So speaking of whipping your players and posting guardrails, what would Maddux do about Carlos Zambrano if, by some miracle, Big Z returns from a team-imposed exile?

"I heard he's a big teddy bear," he said with a smile."I might pick him up and just burp him."

Forget for a second, the open insinuation that Zambrano is a big baby, the logistics of that scenario are puzzling. Maddux is quite slender. Zambrano is quite grande. How would that work?

"Strong back, baby," he said.

Maddux went on to express his respect for Zambrano's skills, going back to his days coaching against him in Milwaukee. He called him "the best thing since sliced bread" once upon a time.

"He's a great competitor," Maddux said. "He was the best pitcher in the National League. That's what I have in my mind about him. I've seen him dominate."
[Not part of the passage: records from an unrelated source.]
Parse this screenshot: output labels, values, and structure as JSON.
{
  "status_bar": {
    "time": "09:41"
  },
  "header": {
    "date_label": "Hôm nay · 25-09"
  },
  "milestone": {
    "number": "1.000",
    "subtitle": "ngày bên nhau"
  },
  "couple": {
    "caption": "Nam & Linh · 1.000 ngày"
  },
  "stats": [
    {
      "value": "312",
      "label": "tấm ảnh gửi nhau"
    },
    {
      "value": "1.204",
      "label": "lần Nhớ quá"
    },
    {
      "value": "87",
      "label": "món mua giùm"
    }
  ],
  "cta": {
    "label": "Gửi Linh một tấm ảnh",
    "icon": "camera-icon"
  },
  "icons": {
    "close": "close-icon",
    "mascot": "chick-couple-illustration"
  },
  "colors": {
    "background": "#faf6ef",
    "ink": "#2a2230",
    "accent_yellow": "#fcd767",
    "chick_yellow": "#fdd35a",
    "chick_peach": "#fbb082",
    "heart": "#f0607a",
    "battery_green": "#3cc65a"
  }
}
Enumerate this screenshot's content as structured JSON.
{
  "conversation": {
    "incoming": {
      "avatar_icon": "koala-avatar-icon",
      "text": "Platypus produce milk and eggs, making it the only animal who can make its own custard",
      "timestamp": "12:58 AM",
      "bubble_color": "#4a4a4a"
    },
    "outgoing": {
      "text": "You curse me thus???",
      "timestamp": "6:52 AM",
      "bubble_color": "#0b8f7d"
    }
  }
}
With the Cubs desperate to peddle Zambrano and his onerous contract year, Maddux couldn't have been a better salesman if he were pushing Cubs Convention passes. ("Sixty bucks to take a picture with Jason McLeod and check out a herd of old ladies in Theriot jerseys? It's like we're paying you, man.")

Because the Cubs are now one of those "sabermetric" teams, after years of living in relative seclusion, Maddux was asked if he's into advanced statistics and all that jazz.

"It's art, you can make some things out of them," he said. "But there's a lot of real stuff to them also. Good numbers don't lie. Bad numbers can be a little deceptive. You use all the information you can, but when it comes down to it, you gotta trust yourself, trust your players and try to put your players in positions where they can succeed."

That was probably his best answer, and I wish I had turned around to see if Jed Hoyer was in the back of the room fist-pumping. That's exactly what Hoyer and Epstein want to hear. Part of the Cubs Way we keep hearing about is a blend of new and old philosophies, and Maddux seems to fit the bill perfectly.

I think I just met the next Cubs manager.

Jon Greenberg is a columnist for ESPNChicago.com.